Delvin Zinn does not know exactly when he will be able to hit the diamond as part of a team again, but he is determined to be ready whenever that time comes.
Zinn, a Pontotoc native, is a minor league infielder in the Chicago Cubs organization.
Zinn signed with Mississippi State after a successful prep career at Pontotoc High School. After fall practice with the Bulldogs in 2015, Zinn transferred to Itawamba Community College. That following spring Zinn had a big year for longtime coach Rick Collier's Indians. He finished with a stat line that included a .408 batting average, .463 on-base percentage, 41 runs scored, and 32 RBI.
After the season Zinn was selected by the Chicago Cubs in the 23rd round of the Major League Baseball draft. Zinn signed with the Cubs, who were extremely high on him after drafting him for a second straight year. Zinn was drafted by Chicago in 2015 but chose to go to college instead.
Zinn played rookie ball for Arizona League Cubs to finish out 2016 and competed there again in 2017. The next year he was assigned to the Single A South Bend Cubs, where his offensive numbers improved markedly. He hit .286 with one homer and 21 RBIs in 59 games. In 2019 he batted .273 with an OPS of .705, two home runs, 11 doubles, 14 RBIs, and 14 stolen bases in 64 games for South Bend to earn a promotion to the Advanced Single A Myrtle Beach Pelicans of the Caroline League. In 53 games for the Pelicans he hit .242 with 10 doubles and 13 RBI. He also stole 16 bases.
Zinn is pleased with his pro career thus far and his progression.
"It's had its ups and downs like anything else, but overall I have really enjoyed it," Zinn said. "I have learned a lot. I feel like I am a way better player now.
"It took me a while to adjust to the pitching. Me and my coaches really worked on my approach. I have tried to lay off the corners of the plate early in the count and wait for my pitch. It has helped a lot. I have been able to draw more walks and square up more balls, and can you tell in my numbers.
"I just need to keep trying to improve, get with the older guys and try to learn as much as I can from them."
This spring he headed to spring training for one week before the COVID-19 pandemic caused the baseball season to be postponed. Zinn is back in Pontotoc and working at Piggy Wiggly until health conditions allow professional baseball to start back up. In the meantime Zinn is trying to stay sharp.
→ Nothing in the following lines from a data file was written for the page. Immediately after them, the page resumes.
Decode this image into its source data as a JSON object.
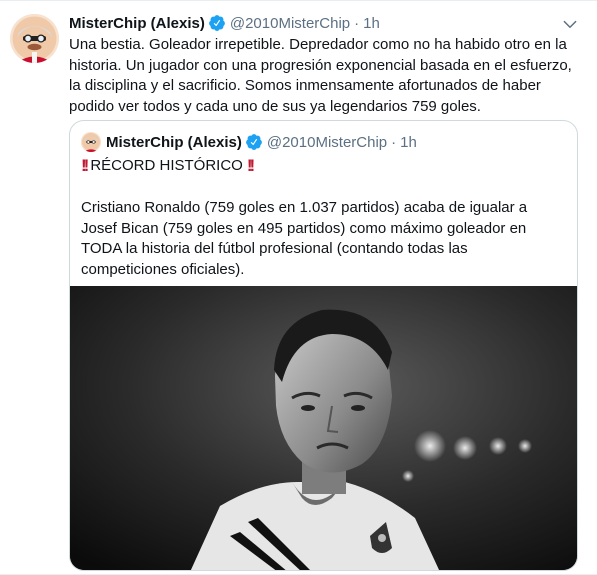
{
  "tweet": {
    "display_name": "MisterChip (Alexis)",
    "handle": "@2010MisterChip",
    "separator": "·",
    "time": "1h",
    "text": "Una bestia. Goleador irrepetible. Depredador como no ha habido otro en la historia. Un jugador con una progresión exponencial basada en el esfuerzo, la disciplina y el sacrificio. Somos inmensamente afortunados de haber podido ver todos y cada uno de sus ya legendarios 759 goles."
  },
  "quoted": {
    "display_name": "MisterChip (Alexis)",
    "handle": "@2010MisterChip",
    "separator": "·",
    "time": "1h",
    "title": "RÉCORD HISTÓRICO",
    "text": "Cristiano Ronaldo (759 goles en 1.037 partidos) acaba de igualar a Josef Bican (759 goles en 495 partidos) como máximo goleador en TODA la historia del fútbol profesional (contando todas las competiciones oficiales)."
  },
  "icons": {
    "verified": "verified-badge-icon",
    "caret": "chevron-down-icon",
    "emphasis": "double-exclamation-icon"
  },
  "colors": {
    "verified": "#1da1f2",
    "secondary_text": "#5b7083",
    "emphasis": "#be1931"
  }
}
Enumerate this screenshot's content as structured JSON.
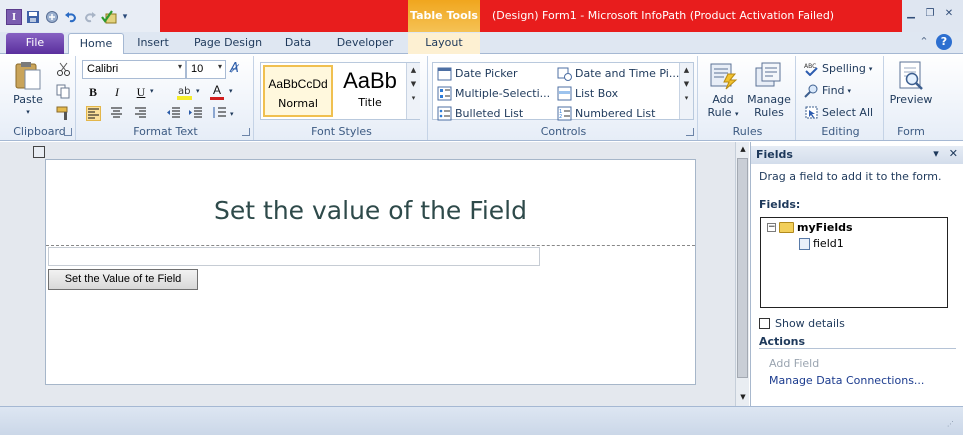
{
  "window": {
    "title": "(Design) Form1  -  Microsoft InfoPath (Product Activation Failed)",
    "contextual_tab_group": "Table Tools",
    "app_icon_letter": "I",
    "controls": [
      "minimize-icon",
      "restore-icon",
      "close-icon"
    ]
  },
  "quick_access": [
    "save-icon",
    "publish-icon",
    "undo-icon",
    "redo-icon",
    "preview-check-icon",
    "customize-qat-icon"
  ],
  "tabs": [
    {
      "label": "File"
    },
    {
      "label": "Home",
      "active": true
    },
    {
      "label": "Insert"
    },
    {
      "label": "Page Design"
    },
    {
      "label": "Data"
    },
    {
      "label": "Developer"
    },
    {
      "label": "Layout"
    }
  ],
  "ribbon": {
    "clipboard": {
      "label": "Clipboard",
      "paste": "Paste"
    },
    "format_text": {
      "label": "Format Text",
      "font": "Calibri",
      "size": "10",
      "bold": "B",
      "italic": "I",
      "underline": "U",
      "font_color": "A"
    },
    "font_styles": {
      "label": "Font Styles",
      "styles": [
        {
          "sample": "AaBbCcDd",
          "name": "Normal"
        },
        {
          "sample": "AaBb",
          "name": "Title"
        }
      ]
    },
    "controls": {
      "label": "Controls",
      "items": [
        "Date Picker",
        "Date and Time Pi...",
        "Multiple-Selecti...",
        "List Box",
        "Bulleted List",
        "Numbered List"
      ]
    },
    "rules": {
      "label": "Rules",
      "add_rule": "Add\nRule",
      "add_rule_l1": "Add",
      "add_rule_l2": "Rule",
      "manage_l1": "Manage",
      "manage_l2": "Rules"
    },
    "editing": {
      "label": "Editing",
      "spelling": "Spelling",
      "find": "Find",
      "select_all": "Select All"
    },
    "form": {
      "label": "Form",
      "preview": "Preview"
    }
  },
  "form": {
    "title": "Set the value of the Field",
    "button_label": "Set the Value of te Field"
  },
  "task_pane": {
    "title": "Fields",
    "hint": "Drag a field to add it to the form.",
    "fields_label": "Fields:",
    "tree": {
      "root": "myFields",
      "children": [
        "field1"
      ]
    },
    "show_details": "Show details",
    "actions_label": "Actions",
    "add_field": "Add Field",
    "manage_connections": "Manage Data Connections..."
  },
  "colors": {
    "accent_red": "#e81d1d",
    "file_tab": "#5a2f9d",
    "table_tools": "#f0a61e"
  }
}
"I am training pretty hard," Zinn said. "I will go and hit with my dad at the Park and Rec and at Dinger Nation. I do a lot of in-home workouts. It's weird not being at the field, but I am getting good work in. I am ready for when that phone call comes."